─── Data provided

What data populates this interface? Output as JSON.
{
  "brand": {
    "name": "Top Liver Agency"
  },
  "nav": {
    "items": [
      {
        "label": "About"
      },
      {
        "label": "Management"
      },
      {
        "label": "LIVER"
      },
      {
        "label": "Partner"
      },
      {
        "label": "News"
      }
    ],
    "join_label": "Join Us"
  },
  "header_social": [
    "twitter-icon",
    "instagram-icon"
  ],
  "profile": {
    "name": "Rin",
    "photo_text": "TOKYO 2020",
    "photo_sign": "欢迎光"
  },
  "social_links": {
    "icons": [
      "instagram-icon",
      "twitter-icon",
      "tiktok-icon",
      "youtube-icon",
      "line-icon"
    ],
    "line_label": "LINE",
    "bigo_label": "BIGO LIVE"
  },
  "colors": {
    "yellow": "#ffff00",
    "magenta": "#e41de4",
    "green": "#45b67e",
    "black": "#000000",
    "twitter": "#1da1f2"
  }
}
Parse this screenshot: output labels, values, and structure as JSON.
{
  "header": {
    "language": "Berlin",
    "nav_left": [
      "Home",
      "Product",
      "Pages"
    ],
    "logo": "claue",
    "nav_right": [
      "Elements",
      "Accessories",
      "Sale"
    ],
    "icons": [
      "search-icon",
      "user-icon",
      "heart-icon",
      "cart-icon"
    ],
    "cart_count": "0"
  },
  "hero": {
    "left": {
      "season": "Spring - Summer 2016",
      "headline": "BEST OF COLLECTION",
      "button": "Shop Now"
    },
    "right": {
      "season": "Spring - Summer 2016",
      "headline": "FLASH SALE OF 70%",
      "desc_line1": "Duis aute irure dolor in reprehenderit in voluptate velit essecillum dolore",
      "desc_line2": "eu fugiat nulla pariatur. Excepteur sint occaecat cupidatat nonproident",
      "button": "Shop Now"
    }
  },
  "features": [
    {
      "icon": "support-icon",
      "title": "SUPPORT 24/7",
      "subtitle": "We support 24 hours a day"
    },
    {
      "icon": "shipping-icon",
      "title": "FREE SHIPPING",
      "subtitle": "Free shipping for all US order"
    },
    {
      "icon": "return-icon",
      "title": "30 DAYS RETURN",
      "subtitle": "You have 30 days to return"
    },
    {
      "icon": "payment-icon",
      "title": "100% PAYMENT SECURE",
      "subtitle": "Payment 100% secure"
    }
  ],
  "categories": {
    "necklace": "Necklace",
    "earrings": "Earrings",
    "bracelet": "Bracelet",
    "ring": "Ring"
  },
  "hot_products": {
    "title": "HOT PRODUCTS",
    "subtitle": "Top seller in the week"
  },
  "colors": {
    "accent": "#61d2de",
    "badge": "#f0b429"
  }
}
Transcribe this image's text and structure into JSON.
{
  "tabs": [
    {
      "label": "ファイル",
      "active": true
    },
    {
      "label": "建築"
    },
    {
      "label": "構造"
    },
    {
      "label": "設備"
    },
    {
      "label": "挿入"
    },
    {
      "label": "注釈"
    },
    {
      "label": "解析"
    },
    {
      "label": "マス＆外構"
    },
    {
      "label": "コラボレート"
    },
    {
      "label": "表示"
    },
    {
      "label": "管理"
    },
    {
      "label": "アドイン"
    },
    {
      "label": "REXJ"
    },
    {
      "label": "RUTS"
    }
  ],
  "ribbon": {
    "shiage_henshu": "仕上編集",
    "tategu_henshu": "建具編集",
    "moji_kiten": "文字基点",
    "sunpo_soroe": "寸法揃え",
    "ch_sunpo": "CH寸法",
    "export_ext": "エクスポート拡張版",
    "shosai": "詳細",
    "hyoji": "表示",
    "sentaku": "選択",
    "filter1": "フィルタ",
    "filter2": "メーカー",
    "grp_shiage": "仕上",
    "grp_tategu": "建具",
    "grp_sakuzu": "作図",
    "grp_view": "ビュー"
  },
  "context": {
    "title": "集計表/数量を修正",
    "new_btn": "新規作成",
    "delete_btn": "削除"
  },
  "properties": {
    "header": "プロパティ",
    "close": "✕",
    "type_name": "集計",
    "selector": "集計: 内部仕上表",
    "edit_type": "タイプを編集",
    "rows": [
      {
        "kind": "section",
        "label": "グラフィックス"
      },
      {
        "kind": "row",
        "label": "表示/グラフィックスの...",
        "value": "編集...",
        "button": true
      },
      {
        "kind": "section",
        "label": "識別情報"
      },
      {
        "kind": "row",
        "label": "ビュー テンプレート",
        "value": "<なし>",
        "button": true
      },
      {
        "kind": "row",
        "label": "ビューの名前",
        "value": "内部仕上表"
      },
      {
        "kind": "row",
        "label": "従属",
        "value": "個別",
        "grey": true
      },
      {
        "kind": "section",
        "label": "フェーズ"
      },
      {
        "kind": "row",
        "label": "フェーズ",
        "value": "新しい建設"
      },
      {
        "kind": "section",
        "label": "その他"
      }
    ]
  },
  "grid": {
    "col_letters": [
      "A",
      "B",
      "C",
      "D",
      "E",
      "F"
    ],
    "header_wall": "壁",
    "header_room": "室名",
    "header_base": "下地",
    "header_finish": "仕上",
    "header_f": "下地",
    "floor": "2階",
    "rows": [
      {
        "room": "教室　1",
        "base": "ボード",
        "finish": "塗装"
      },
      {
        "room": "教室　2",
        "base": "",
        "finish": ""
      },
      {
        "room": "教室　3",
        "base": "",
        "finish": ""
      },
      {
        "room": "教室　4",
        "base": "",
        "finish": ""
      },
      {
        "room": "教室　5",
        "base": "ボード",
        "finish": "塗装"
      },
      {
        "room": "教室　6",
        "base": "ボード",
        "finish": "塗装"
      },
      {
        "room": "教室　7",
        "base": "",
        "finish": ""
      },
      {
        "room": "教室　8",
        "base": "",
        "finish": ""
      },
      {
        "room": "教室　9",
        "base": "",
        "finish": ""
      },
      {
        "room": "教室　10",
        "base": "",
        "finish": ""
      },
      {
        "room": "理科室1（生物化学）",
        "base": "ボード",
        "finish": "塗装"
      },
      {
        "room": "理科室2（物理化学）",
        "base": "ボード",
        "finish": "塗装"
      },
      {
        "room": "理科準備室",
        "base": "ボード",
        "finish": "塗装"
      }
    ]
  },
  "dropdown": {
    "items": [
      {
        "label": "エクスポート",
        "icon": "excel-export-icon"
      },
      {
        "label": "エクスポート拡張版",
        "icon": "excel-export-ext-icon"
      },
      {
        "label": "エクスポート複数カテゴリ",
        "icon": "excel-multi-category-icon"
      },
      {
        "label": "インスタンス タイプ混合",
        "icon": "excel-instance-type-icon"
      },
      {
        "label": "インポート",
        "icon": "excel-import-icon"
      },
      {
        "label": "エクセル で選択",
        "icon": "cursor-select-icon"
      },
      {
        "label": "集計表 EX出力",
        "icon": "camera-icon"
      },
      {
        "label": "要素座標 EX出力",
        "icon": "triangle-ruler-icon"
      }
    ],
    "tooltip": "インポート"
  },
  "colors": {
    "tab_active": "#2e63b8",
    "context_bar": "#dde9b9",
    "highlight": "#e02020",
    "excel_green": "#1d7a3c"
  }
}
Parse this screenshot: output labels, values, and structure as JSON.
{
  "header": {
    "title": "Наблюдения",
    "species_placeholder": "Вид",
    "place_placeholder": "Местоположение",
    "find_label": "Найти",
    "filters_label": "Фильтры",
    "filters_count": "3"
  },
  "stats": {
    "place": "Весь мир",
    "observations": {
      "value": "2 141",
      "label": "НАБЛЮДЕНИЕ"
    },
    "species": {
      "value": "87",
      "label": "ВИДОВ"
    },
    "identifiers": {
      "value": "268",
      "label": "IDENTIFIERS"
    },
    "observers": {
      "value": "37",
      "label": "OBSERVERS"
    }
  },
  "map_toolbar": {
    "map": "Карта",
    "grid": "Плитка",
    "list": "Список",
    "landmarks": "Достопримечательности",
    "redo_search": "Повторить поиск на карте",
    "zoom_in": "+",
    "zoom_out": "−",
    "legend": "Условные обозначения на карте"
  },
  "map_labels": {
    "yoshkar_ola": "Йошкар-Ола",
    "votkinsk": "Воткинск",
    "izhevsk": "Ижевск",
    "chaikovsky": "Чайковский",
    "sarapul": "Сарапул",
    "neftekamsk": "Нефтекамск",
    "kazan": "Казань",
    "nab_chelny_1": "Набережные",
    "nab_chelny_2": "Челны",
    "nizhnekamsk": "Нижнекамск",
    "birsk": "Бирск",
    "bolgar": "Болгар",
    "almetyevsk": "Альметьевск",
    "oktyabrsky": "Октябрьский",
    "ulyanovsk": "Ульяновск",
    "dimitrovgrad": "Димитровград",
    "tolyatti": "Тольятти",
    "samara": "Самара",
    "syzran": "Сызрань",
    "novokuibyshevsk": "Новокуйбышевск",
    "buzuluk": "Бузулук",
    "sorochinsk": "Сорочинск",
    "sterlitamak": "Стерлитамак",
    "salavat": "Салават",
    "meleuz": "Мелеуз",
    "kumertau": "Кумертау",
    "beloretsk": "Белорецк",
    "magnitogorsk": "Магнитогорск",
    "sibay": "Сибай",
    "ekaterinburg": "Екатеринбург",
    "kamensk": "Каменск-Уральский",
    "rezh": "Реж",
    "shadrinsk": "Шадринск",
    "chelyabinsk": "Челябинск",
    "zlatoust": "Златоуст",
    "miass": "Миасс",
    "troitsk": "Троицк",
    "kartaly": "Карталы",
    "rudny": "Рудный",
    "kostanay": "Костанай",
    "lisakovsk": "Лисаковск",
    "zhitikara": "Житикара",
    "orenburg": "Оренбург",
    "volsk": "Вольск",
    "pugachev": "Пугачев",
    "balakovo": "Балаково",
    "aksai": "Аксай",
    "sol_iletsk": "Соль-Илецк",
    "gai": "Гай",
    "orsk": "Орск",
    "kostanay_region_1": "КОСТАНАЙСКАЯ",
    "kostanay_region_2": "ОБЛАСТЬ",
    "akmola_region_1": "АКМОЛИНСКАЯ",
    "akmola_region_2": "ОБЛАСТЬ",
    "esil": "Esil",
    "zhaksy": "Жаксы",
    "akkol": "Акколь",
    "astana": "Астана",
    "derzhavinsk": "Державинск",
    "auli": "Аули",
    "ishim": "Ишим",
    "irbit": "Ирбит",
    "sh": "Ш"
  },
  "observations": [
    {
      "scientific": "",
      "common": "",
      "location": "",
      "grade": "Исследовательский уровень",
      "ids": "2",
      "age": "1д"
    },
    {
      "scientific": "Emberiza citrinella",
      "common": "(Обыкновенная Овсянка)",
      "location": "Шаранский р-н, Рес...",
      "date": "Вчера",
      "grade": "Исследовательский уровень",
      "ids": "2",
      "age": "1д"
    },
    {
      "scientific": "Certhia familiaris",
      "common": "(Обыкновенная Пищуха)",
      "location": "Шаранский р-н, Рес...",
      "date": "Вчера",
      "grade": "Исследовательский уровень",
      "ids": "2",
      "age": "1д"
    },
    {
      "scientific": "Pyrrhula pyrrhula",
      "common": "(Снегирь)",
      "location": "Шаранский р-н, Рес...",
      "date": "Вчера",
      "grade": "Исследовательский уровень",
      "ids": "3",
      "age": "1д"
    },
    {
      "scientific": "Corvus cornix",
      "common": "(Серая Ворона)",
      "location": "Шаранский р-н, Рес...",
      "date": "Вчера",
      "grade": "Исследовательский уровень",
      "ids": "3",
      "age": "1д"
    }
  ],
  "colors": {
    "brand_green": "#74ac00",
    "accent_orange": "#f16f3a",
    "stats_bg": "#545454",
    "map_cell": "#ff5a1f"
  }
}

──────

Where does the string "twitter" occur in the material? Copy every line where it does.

» Task solution
    "twitter-icon",
      "twitter-icon",
    "twitter": "#1da1f2"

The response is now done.